She should never contradict her employer.
And, above all, she must not attract the attention of any male in the household.
But Michael Severson doesn't see Isabel Halloran as a governess—he sees her as a woman, one whose lush curves cannot be hidden behind a dowdy gown ... and whose efforts at hiding her sparkling intelligence are betrayed by her wit.
Years before, Michael had left Regency England, falsely accused of a crime. Now he is back, dedicated to seeking retribution—but not to taking a bride. But when his scandalous actions compromise Isabel's reputation, he does the unthinkable and offers her his hand—a marriage in name only.
But although his bride's passions are untried, Isabel's sensuality clearly matches his own. And with each day, and night, that passes, Michael becomes determined that every kiss, every caress, will be made with one goal: to seduce his proper wife into tender submission.

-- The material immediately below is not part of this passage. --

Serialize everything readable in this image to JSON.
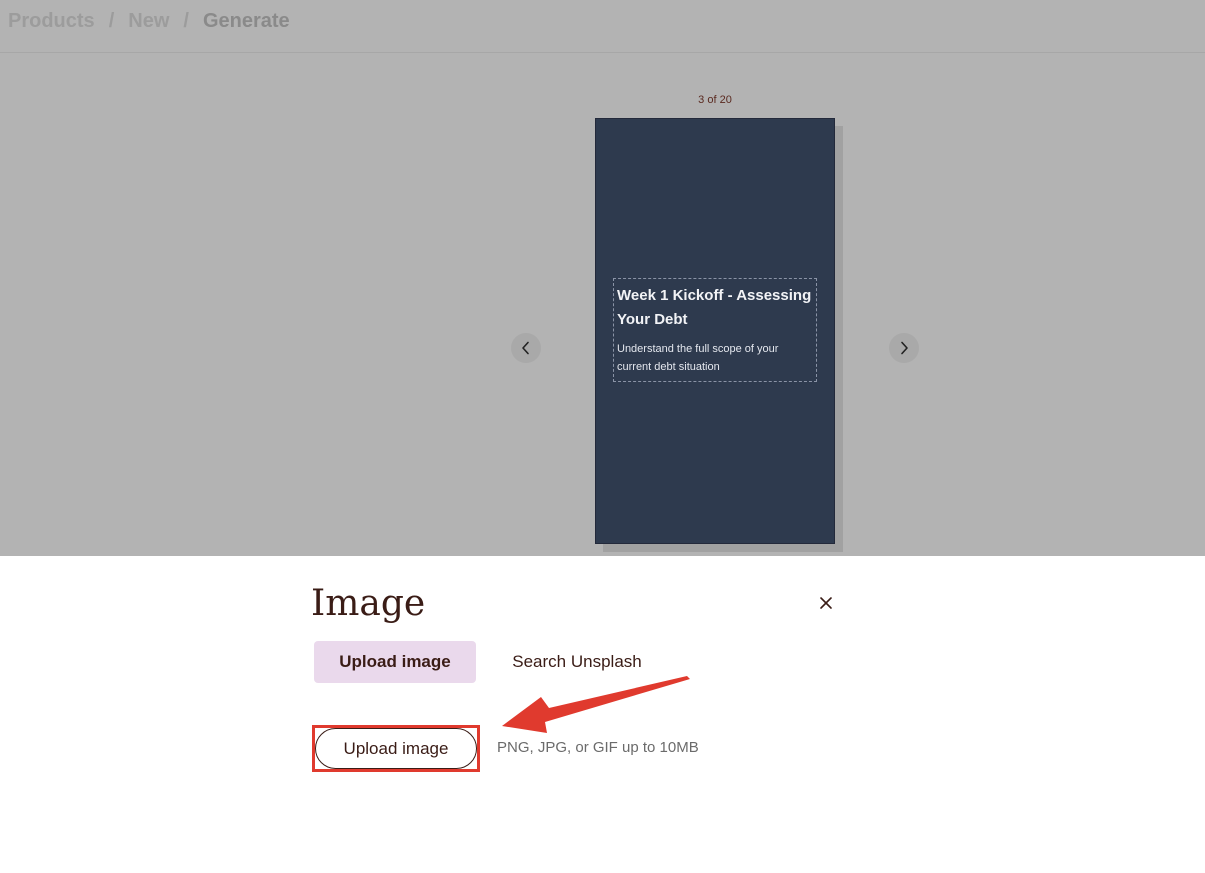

Having fled to the colonies to avoid being framed for murder, Michael Severson returns years later to England to find the real killer in Maxwell's latest Regency confection, a slightly darker entry than her usual fare (Seduction of an English Lady, etc.). Michael needs a way into society if he's to make any headway exonerating himself. At a house party in the country, the perfect opportunity presents itself in the form of Miss Isabel Halloran, a governess. The two find themselves in a compromising position from which marriage seems the only escape but Isabel harbors a secret of her own, and she's not sure she can trust Michael to keep it. The murdered mistress who haunts the lovers weighs down the story, and the central mystery remains underdeveloped until the latter half of the book, when suddenly the secondary characters begin piling up. In addition, the chemistry between the protagonists isn't as convincing as it could be because Maxwell too often tells rather than shows their attraction. Still, the author's fans will warm to her appealing protagonists, even if there isn't much to distinguish this effort from the many other Regency mystery-romances crowding bookstore shelves.